All the time he was being egged on by the girls. When they got to the house, there were teenagers outside and the two Polish men and a woman were standing in the small front yard.
Curran went for them, the woman ducked out of the way and seconds later the screwdriver had been driven into the brains of the two Polish men. Keogh kicked them in the head when they were on the ground.
Curran realized they were dead and ran away. He told the court he went home, had a curry for dinner and then threw up.
And all that night and the next day he and one of the girls who had been involved sent text messages to each other about what had happened.
One of the messages the girl sent said: "Ha ha, like I can't believe it. Mad nite xxxx."
For the jury in the case and people generally, these messages were shocking, revealing how callous and alienated these kids were.
The victim impact statement from the relatives of the murdered Polish men was heartbreaking, showing what decent, quiet, non-violent people they were, working hard to make a life for themselves. The contrast with the vicious, mindless young Irish teenagers who had attacked them was striking.
The case has left an aftershock of concern here. People know only too well that in post-boom Ireland there are a lot of violent, feckless youngsters whose only aim seems to be to get the maximum amount of drink and drugs into themselves.
They have no vision, no ambition. Instead of hope they are filled with resentment and are ready to turn to extreme violence if someone even looks at them the wrong way. Especially an immigrant.
The cause of this situation includes dysfunctional families where the parents are almost as bad, and inadequate schools which spend hours teaching Irish but fail completely to instill a sense of responsibility and citizenship in the kids, or even an ability to read and write.
There's always been a problem of this kind here, of course, and it's not unique to Ireland.
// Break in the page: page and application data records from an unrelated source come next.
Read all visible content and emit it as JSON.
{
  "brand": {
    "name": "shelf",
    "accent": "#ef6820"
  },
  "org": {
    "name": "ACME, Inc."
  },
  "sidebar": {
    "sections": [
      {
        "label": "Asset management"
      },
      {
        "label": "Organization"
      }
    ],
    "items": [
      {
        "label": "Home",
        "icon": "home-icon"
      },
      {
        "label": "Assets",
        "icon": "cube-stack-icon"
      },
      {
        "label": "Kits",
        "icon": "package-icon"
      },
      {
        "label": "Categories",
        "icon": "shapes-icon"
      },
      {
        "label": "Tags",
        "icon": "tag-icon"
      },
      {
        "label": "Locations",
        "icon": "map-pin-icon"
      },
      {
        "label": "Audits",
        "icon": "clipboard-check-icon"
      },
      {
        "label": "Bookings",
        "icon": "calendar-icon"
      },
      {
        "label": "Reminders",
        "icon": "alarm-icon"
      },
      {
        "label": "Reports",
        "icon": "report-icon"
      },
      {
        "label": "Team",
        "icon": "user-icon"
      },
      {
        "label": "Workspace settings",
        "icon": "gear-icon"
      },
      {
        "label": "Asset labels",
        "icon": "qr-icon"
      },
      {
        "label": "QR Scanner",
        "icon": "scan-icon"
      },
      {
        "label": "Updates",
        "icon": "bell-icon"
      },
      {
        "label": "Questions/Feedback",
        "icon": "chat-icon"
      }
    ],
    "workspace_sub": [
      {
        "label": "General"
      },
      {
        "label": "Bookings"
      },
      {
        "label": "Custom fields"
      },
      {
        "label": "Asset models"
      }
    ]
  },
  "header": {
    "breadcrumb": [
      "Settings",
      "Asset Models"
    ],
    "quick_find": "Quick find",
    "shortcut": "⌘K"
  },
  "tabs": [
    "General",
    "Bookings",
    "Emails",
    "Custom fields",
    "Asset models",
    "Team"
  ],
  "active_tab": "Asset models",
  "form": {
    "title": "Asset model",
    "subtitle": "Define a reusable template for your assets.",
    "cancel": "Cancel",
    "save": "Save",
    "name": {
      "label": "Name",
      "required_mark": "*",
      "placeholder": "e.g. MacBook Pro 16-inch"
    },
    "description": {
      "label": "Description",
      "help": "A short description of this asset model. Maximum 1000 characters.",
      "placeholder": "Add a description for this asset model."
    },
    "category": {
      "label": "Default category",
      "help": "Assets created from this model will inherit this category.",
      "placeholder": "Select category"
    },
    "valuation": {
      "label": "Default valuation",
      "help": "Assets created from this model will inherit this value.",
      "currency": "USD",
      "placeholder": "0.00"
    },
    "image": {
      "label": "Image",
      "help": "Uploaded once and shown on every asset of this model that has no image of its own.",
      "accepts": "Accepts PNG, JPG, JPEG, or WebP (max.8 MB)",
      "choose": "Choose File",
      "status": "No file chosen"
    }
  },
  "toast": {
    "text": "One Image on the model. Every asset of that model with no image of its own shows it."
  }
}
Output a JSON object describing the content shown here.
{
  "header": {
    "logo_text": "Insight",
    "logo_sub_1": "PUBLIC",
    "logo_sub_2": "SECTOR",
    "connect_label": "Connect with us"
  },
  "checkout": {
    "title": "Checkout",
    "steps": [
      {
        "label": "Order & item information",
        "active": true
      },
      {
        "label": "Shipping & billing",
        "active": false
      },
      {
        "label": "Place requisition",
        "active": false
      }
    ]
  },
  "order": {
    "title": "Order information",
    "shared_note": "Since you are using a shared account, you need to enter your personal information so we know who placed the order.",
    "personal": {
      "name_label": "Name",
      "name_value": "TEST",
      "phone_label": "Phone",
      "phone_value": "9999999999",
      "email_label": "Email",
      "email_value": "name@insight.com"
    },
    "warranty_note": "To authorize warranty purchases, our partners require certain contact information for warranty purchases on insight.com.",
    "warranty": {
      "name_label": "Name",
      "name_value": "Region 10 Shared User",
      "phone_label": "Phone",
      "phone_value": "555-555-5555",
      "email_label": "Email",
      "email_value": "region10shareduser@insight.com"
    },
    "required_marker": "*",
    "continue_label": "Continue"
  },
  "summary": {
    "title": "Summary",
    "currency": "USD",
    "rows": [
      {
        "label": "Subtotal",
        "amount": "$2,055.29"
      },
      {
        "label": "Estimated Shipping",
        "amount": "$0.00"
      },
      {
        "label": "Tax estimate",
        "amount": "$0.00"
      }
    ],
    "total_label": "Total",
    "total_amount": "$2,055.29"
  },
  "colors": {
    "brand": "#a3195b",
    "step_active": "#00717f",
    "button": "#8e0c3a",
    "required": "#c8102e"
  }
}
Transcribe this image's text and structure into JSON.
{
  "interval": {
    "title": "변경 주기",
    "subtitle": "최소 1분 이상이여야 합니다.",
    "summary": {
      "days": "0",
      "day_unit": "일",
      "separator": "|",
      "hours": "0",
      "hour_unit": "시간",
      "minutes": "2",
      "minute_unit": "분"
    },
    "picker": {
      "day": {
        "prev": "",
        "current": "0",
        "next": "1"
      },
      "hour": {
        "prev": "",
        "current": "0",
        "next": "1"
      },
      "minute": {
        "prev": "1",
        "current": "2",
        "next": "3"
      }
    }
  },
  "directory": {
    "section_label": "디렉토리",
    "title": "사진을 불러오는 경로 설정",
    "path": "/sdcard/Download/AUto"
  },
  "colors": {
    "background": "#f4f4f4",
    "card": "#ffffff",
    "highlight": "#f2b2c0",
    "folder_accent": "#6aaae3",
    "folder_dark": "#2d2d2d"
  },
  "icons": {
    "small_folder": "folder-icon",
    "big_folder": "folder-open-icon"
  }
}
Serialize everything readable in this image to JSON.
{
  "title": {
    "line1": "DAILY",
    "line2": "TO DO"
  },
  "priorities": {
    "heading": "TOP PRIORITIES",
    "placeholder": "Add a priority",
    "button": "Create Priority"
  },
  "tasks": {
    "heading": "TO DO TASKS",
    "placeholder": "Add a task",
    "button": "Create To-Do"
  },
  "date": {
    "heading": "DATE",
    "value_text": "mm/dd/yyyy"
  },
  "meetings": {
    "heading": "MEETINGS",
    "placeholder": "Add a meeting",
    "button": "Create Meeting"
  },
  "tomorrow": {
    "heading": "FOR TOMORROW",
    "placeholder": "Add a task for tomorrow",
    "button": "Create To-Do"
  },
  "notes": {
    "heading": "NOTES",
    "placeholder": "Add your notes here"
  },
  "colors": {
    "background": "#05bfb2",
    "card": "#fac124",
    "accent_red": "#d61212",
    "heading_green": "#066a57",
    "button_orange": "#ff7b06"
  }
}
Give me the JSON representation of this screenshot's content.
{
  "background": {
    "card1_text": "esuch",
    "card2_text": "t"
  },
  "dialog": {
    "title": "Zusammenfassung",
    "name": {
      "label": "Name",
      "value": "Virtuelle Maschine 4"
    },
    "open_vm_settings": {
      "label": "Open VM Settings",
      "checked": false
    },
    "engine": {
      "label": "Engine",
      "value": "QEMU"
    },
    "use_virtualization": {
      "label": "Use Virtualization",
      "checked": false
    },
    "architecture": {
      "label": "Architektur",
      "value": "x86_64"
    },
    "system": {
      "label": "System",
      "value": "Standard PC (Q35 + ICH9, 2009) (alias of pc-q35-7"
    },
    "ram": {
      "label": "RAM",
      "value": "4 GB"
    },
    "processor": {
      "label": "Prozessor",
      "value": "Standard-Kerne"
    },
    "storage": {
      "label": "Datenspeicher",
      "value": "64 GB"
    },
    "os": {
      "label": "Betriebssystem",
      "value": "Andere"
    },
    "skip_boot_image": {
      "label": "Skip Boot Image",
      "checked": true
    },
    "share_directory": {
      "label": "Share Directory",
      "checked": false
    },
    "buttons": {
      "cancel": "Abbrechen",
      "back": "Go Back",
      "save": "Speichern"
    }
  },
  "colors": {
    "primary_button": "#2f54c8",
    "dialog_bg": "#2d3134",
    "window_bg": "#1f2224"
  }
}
But what's new now is the immediate resort to extreme violence, even murder, as a first response.
That is what is illustrated by this case and it's very scary.